Jeff Day EA
June 26, 2011 at 10:07 am

When I read this article and the comments, I wonder why the couple did not simply sue the preparation firm and collect through it's error and ommission insurance?

Could there be some possibility that they didn't give the preparer the income documents?

Rigo Vindiola
June 23, 2011 at 3:55 pm

We're a married couple filing jointly thru an enrolled Agent/Professional Tax Preparer. All information concerning money earned/received is given to Preparer, shouldn't Tax Preparer be able to tell us how much we have to pay in taxes
since we give the Tax Preparer the exact number of dollars received/earned for the year?? Our Tax Preparer has made mistakes, that surfaced this year, for 2009 and 2010, and we've had to pay penalties and interest due to the Preparer's mistakes; she's forgotten to include income information presented to her in writing. What can we do??

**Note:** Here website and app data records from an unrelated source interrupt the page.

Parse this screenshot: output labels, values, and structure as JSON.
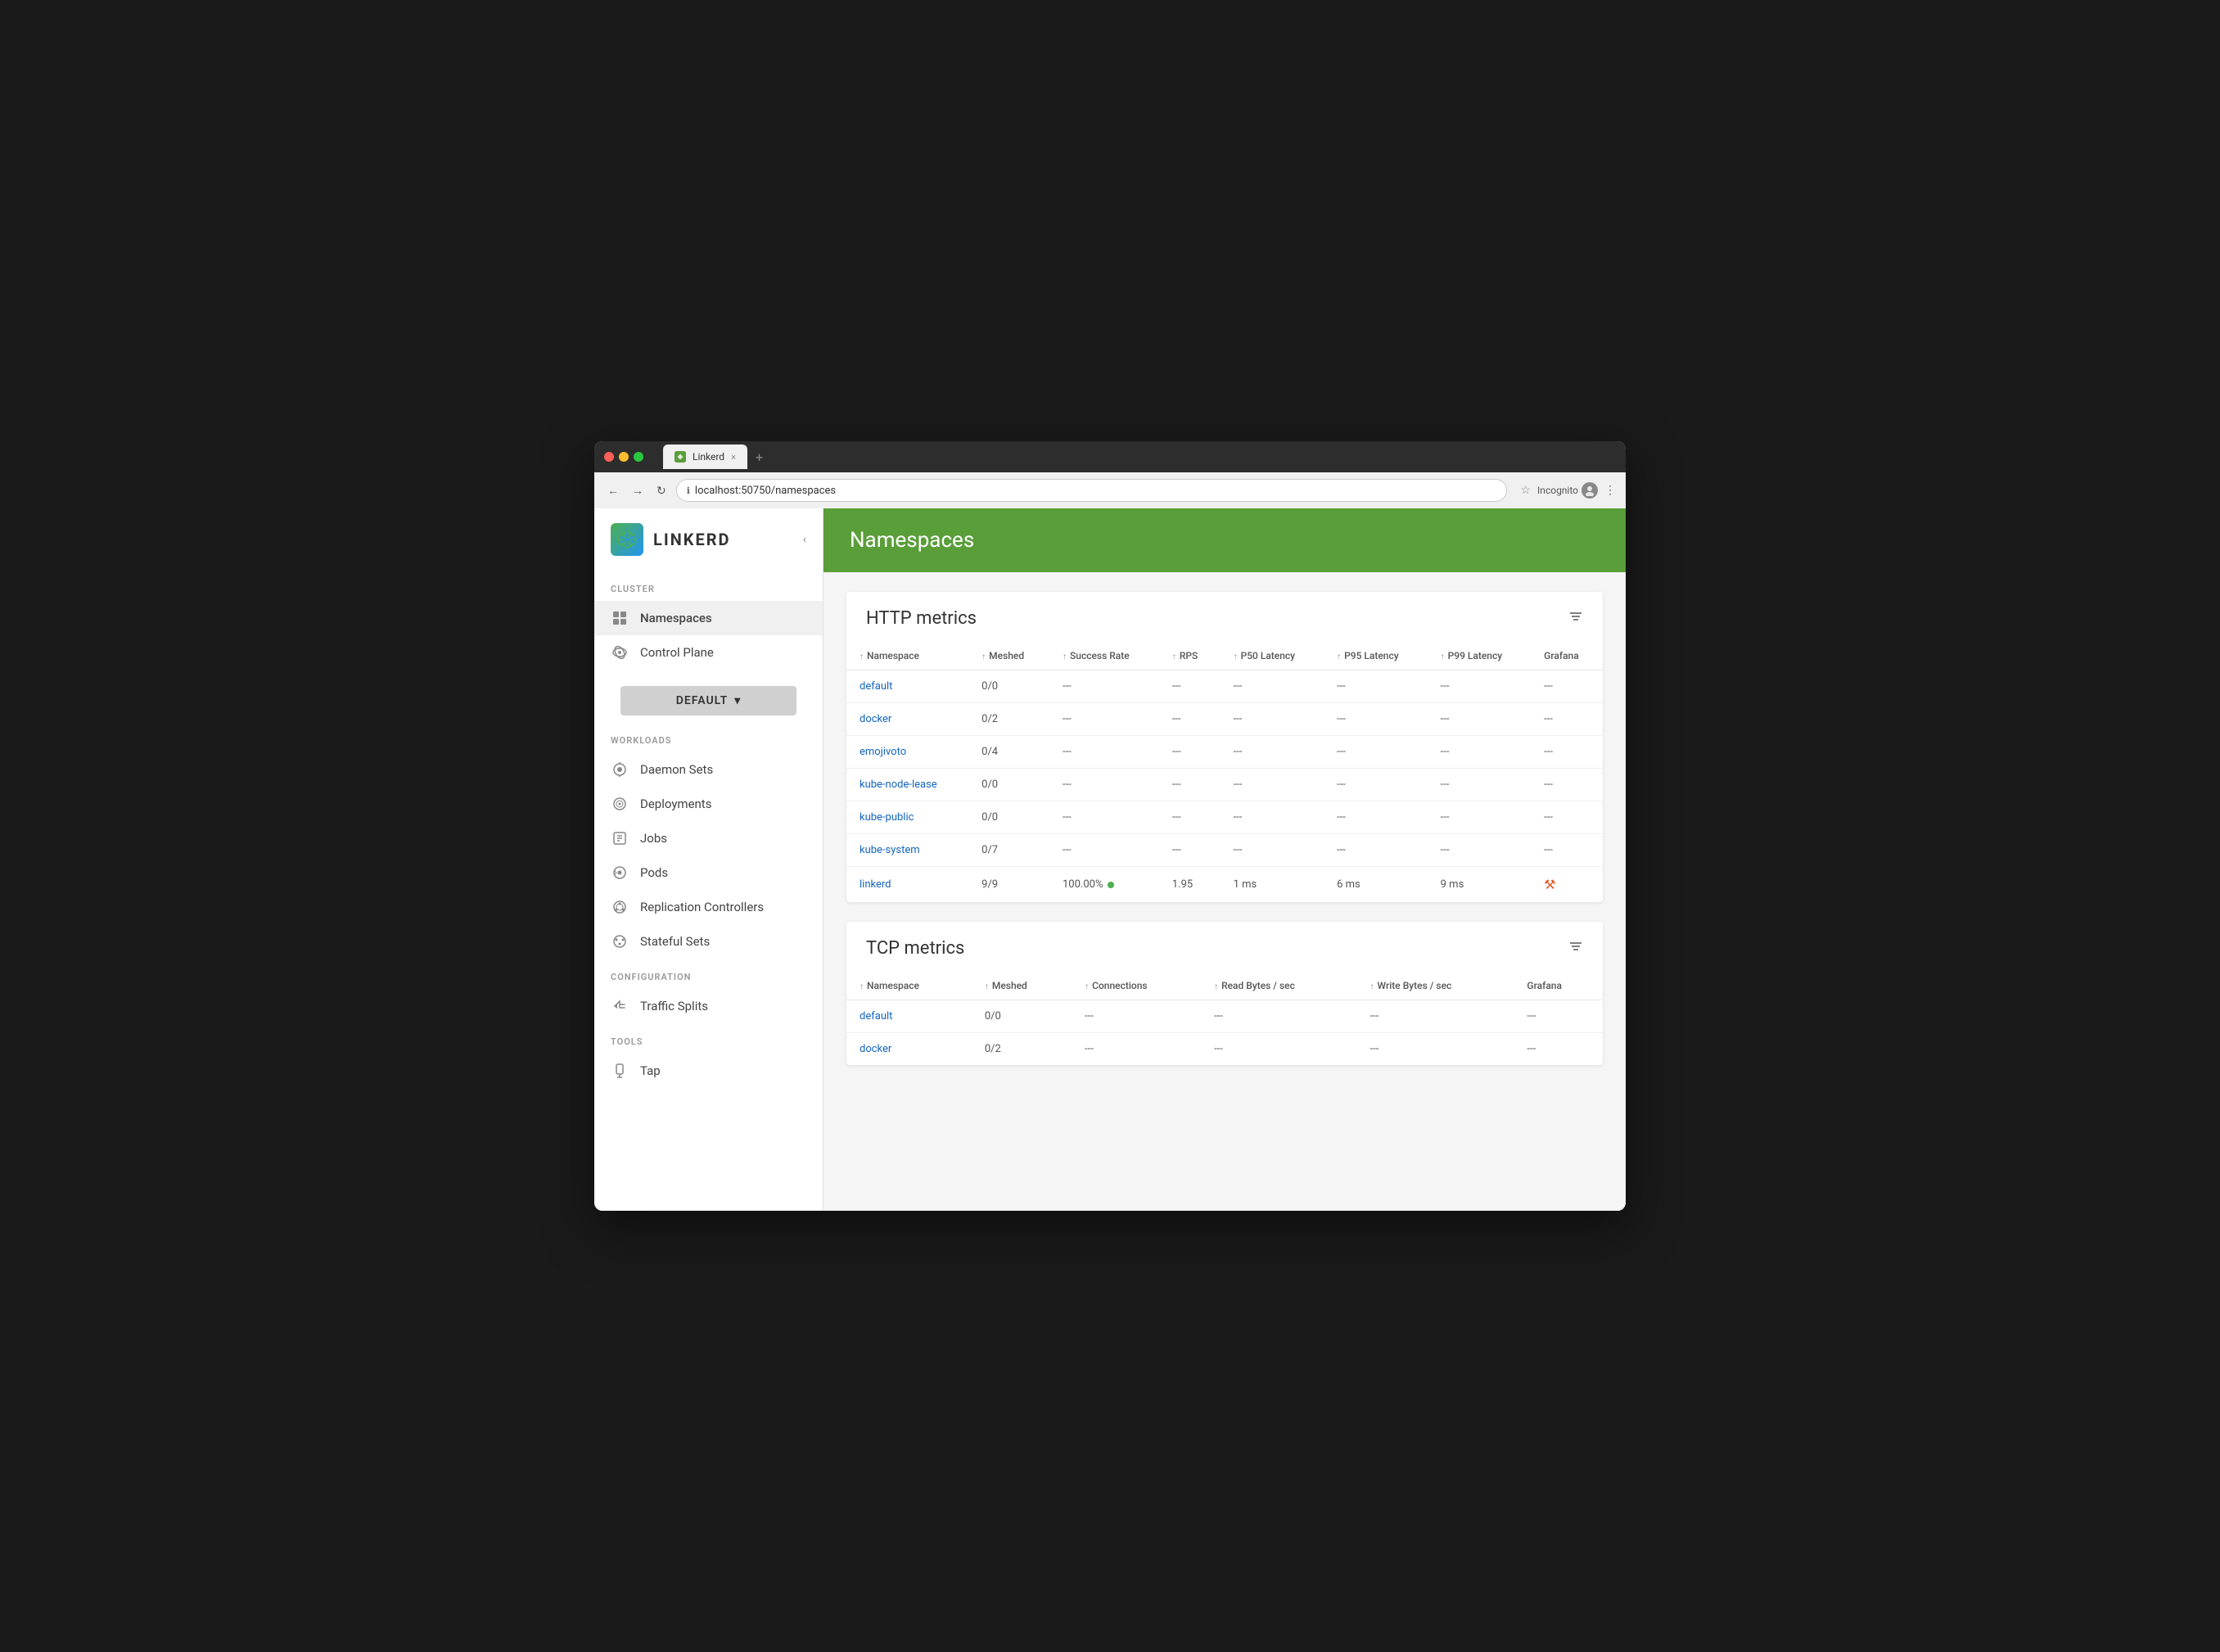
{
  "browser": {
    "tab_title": "Linkerd",
    "tab_close": "×",
    "new_tab": "+",
    "url": "localhost:50750/namespaces",
    "back_btn": "←",
    "forward_btn": "→",
    "refresh_btn": "↻",
    "info_icon": "ℹ",
    "star": "☆",
    "incognito_label": "Incognito",
    "menu": "⋮"
  },
  "sidebar": {
    "logo_text": "LINKERD",
    "collapse_icon": "‹",
    "cluster_label": "CLUSTER",
    "cluster_items": [
      {
        "id": "namespaces",
        "label": "Namespaces",
        "active": true
      },
      {
        "id": "control-plane",
        "label": "Control Plane",
        "active": false
      }
    ],
    "namespace_selector_label": "DEFAULT",
    "namespace_dropdown_icon": "▾",
    "workloads_label": "WORKLOADS",
    "workload_items": [
      {
        "id": "daemon-sets",
        "label": "Daemon Sets"
      },
      {
        "id": "deployments",
        "label": "Deployments"
      },
      {
        "id": "jobs",
        "label": "Jobs"
      },
      {
        "id": "pods",
        "label": "Pods"
      },
      {
        "id": "replication-controllers",
        "label": "Replication Controllers"
      },
      {
        "id": "stateful-sets",
        "label": "Stateful Sets"
      }
    ],
    "configuration_label": "CONFIGURATION",
    "config_items": [
      {
        "id": "traffic-splits",
        "label": "Traffic Splits"
      }
    ],
    "tools_label": "TOOLS",
    "tool_items": [
      {
        "id": "tap",
        "label": "Tap"
      }
    ]
  },
  "page": {
    "title": "Namespaces"
  },
  "http_metrics": {
    "title": "HTTP metrics",
    "columns": [
      {
        "label": "Namespace",
        "sortable": true
      },
      {
        "label": "Meshed",
        "sortable": true
      },
      {
        "label": "Success Rate",
        "sortable": true
      },
      {
        "label": "RPS",
        "sortable": true
      },
      {
        "label": "P50 Latency",
        "sortable": true
      },
      {
        "label": "P95 Latency",
        "sortable": true
      },
      {
        "label": "P99 Latency",
        "sortable": true
      },
      {
        "label": "Grafana",
        "sortable": false
      }
    ],
    "rows": [
      {
        "namespace": "default",
        "meshed": "0/0",
        "success_rate": "---",
        "rps": "---",
        "p50": "---",
        "p95": "---",
        "p99": "---",
        "grafana": "---",
        "has_grafana": false,
        "is_linkerd": false
      },
      {
        "namespace": "docker",
        "meshed": "0/2",
        "success_rate": "---",
        "rps": "---",
        "p50": "---",
        "p95": "---",
        "p99": "---",
        "grafana": "---",
        "has_grafana": false,
        "is_linkerd": false
      },
      {
        "namespace": "emojivoto",
        "meshed": "0/4",
        "success_rate": "---",
        "rps": "---",
        "p50": "---",
        "p95": "---",
        "p99": "---",
        "grafana": "---",
        "has_grafana": false,
        "is_linkerd": false
      },
      {
        "namespace": "kube-node-lease",
        "meshed": "0/0",
        "success_rate": "---",
        "rps": "---",
        "p50": "---",
        "p95": "---",
        "p99": "---",
        "grafana": "---",
        "has_grafana": false,
        "is_linkerd": false
      },
      {
        "namespace": "kube-public",
        "meshed": "0/0",
        "success_rate": "---",
        "rps": "---",
        "p50": "---",
        "p95": "---",
        "p99": "---",
        "grafana": "---",
        "has_grafana": false,
        "is_linkerd": false
      },
      {
        "namespace": "kube-system",
        "meshed": "0/7",
        "success_rate": "---",
        "rps": "---",
        "p50": "---",
        "p95": "---",
        "p99": "---",
        "grafana": "---",
        "has_grafana": false,
        "is_linkerd": false
      },
      {
        "namespace": "linkerd",
        "meshed": "9/9",
        "success_rate": "100.00%",
        "rps": "1.95",
        "p50": "1 ms",
        "p95": "6 ms",
        "p99": "9 ms",
        "grafana": "",
        "has_grafana": true,
        "is_linkerd": true
      }
    ]
  },
  "tcp_metrics": {
    "title": "TCP metrics",
    "columns": [
      {
        "label": "Namespace",
        "sortable": true
      },
      {
        "label": "Meshed",
        "sortable": true
      },
      {
        "label": "Connections",
        "sortable": true
      },
      {
        "label": "Read Bytes / sec",
        "sortable": true
      },
      {
        "label": "Write Bytes / sec",
        "sortable": true
      },
      {
        "label": "Grafana",
        "sortable": false
      }
    ],
    "rows": [
      {
        "namespace": "default",
        "meshed": "0/0",
        "connections": "---",
        "read_bytes": "---",
        "write_bytes": "---",
        "grafana": "---"
      },
      {
        "namespace": "docker",
        "meshed": "0/2",
        "connections": "---",
        "read_bytes": "---",
        "write_bytes": "---",
        "grafana": "---"
      }
    ]
  }
}
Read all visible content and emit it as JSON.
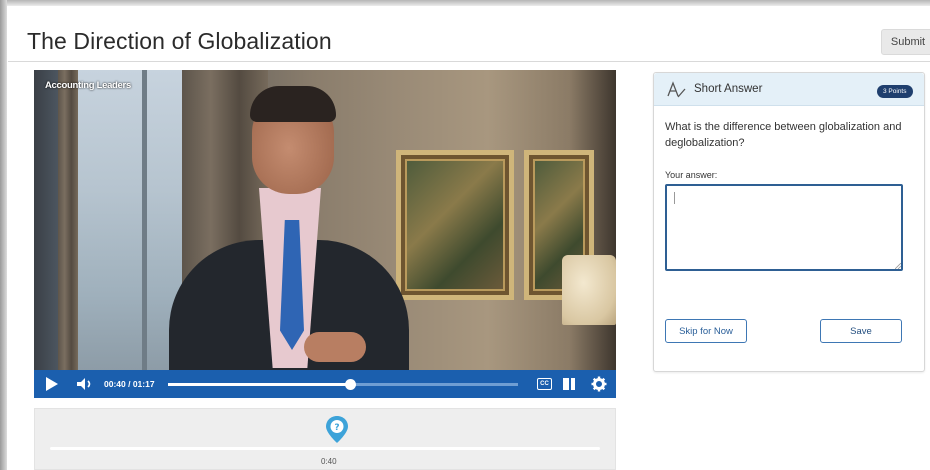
{
  "header": {
    "title": "The Direction of Globalization",
    "submit_label": "Submit"
  },
  "video": {
    "overlay_label": "Accounting Leaders",
    "controls": {
      "time_display": "00:40 / 01:17",
      "progress_fraction": 0.52,
      "captions_label": "CC",
      "icons": [
        "play-icon",
        "volume-icon",
        "captions-icon",
        "transcript-pane-icon",
        "settings-gear-icon"
      ]
    }
  },
  "timeline": {
    "marker_icon": "question-marker-icon",
    "marker_time": "0:40"
  },
  "question_card": {
    "type_icon": "short-answer-icon",
    "type_label": "Short Answer",
    "points_badge": "3 Points",
    "question_text": "What is the difference between globalization and deglobalization?",
    "answer_label": "Your answer:",
    "answer_value": "",
    "skip_label": "Skip for Now",
    "save_label": "Save"
  },
  "colors": {
    "accent_blue": "#1b5fae",
    "card_header_bg": "#e4f0f8",
    "badge_bg": "#1f3f6e",
    "button_border": "#3e77b4"
  }
}
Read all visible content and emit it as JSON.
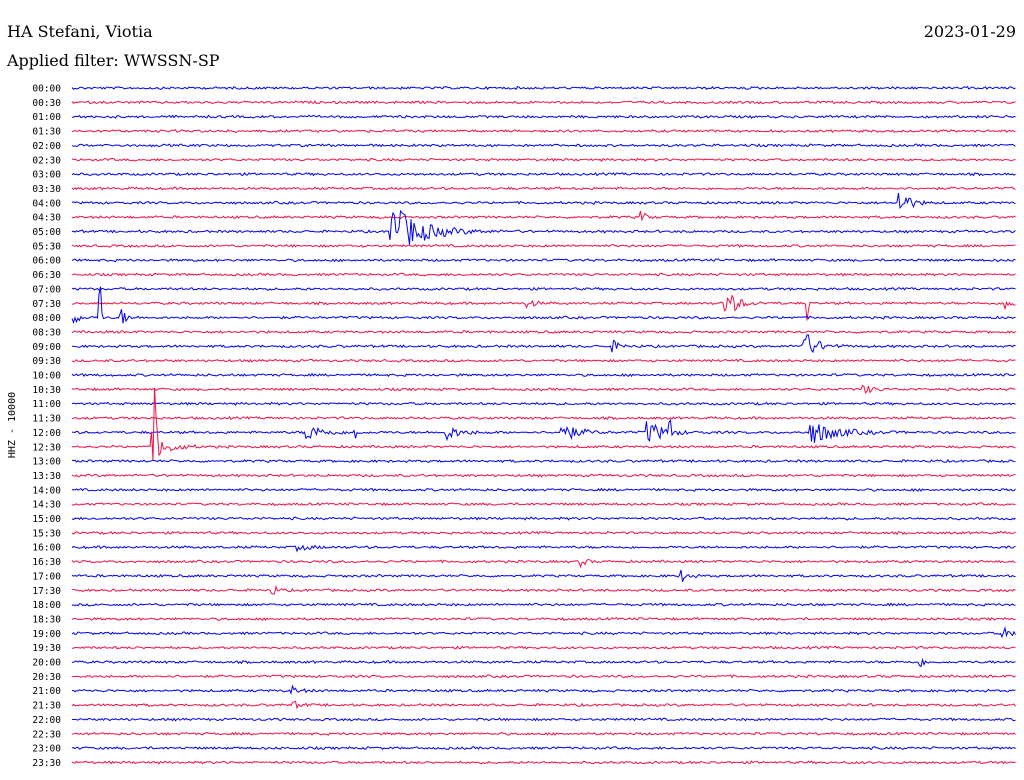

Marjorie Kight
June 22, 2011 at 12:07 pm

It would be a great service if the Tax Code was rewritten in laymen
language (probably at a 4th grade level) and that the paid tax preparer
would have some responsibility for any errors.

They could also consider a flat tax but write it so the taxpayer can
understand that concept.

I agree that something should be done about the Tax Code.
A re-write in the common man's level of reading (about 4th
grade level) would be helpful. Also, there should be some
shared compensation if the tax preparer makes a filing error.

It would be of interest and value for the Congress to consider
a flat tax and explain it in laymen language.

Homeless
June 21, 2011 at 9:13 pm

Here's the issue...tax form are impossible for normal people to decipher! So even if a normal person looks at the return it doesn't make any sense...the reason they feel the need to hire people that are supposed to know what they are doing.

I just got something back saying we owed 20k for 2009!! This was the first year we went to a CPA...the biggest part of the error is the IRS never received a 1099 that showed withholding, but the other error is the CPA neglected to include one of the 1099's. So now we paid this guy $250 and we will owe the IRS more than that in interest and penalties alone...as if things aren't bad enough!

CPA should have to have malpractice insurance to cover these types of mistakes...the IRS doesn't care...they just want our money and they have made the code too complicated for the average Joe to complete on their own, so we pay these people to do it for us, but they have ZERO liability...how is that right?